### Records provided
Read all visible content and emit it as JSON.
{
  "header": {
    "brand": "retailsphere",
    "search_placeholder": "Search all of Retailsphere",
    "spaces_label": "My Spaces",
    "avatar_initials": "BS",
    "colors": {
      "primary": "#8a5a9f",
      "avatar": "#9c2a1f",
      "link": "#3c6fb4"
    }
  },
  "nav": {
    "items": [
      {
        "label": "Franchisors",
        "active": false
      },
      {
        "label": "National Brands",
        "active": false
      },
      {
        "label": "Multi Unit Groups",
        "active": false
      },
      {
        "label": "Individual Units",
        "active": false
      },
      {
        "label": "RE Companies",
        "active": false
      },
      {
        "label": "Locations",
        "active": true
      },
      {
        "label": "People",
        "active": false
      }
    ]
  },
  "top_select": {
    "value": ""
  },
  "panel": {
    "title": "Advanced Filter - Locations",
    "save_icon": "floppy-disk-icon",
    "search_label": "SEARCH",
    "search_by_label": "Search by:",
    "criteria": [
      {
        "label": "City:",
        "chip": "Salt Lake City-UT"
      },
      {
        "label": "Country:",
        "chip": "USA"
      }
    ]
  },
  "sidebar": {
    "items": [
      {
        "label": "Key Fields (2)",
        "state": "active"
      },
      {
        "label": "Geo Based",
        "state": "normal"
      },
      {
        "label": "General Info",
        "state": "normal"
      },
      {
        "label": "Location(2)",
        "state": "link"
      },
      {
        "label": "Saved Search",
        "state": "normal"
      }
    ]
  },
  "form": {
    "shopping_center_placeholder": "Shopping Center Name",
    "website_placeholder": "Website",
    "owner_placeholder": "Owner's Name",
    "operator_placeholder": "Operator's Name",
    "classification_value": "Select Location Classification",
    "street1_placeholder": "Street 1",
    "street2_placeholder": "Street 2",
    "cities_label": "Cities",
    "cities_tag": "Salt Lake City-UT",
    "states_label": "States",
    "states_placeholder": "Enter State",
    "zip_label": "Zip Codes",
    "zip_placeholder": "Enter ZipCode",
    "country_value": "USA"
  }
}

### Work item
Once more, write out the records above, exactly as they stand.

### Solved exercise
Read all visible content and emit it as JSON.
{
  "header": {
    "brand": "retailsphere",
    "search_placeholder": "Search all of Retailsphere",
    "spaces_label": "My Spaces",
    "avatar_initials": "BS",
    "colors": {
      "primary": "#8a5a9f",
      "avatar": "#9c2a1f",
      "link": "#3c6fb4"
    }
  },
  "nav": {
    "items": [
      {
        "label": "Franchisors",
        "active": false
      },
      {
        "label": "National Brands",
        "active": false
      },
      {
        "label": "Multi Unit Groups",
        "active": false
      },
      {
        "label": "Individual Units",
        "active": false
      },
      {
        "label": "RE Companies",
        "active": false
      },
      {
        "label": "Locations",
        "active": true
      },
      {
        "label": "People",
        "active": false
      }
    ]
  },
  "top_select": {
    "value": ""
  },
  "panel": {
    "title": "Advanced Filter - Locations",
    "save_icon": "floppy-disk-icon",
    "search_label": "SEARCH",
    "search_by_label": "Search by:",
    "criteria": [
      {
        "label": "City:",
        "chip": "Salt Lake City-UT"
      },
      {
        "label": "Country:",
        "chip": "USA"
      }
    ]
  },
  "sidebar": {
    "items": [
      {
        "label": "Key Fields (2)",
        "state": "active"
      },
      {
        "label": "Geo Based",
        "state": "normal"
      },
      {
        "label": "General Info",
        "state": "normal"
      },
      {
        "label": "Location(2)",
        "state": "link"
      },
      {
        "label": "Saved Search",
        "state": "normal"
      }
    ]
  },
  "form": {
    "shopping_center_placeholder": "Shopping Center Name",
    "website_placeholder": "Website",
    "owner_placeholder": "Owner's Name",
    "operator_placeholder": "Operator's Name",
    "classification_value": "Select Location Classification",
    "street1_placeholder": "Street 1",
    "street2_placeholder": "Street 2",
    "cities_label": "Cities",
    "cities_tag": "Salt Lake City-UT",
    "states_label": "States",
    "states_placeholder": "Enter State",
    "zip_label": "Zip Codes",
    "zip_placeholder": "Enter ZipCode",
    "country_value": "USA"
  }
}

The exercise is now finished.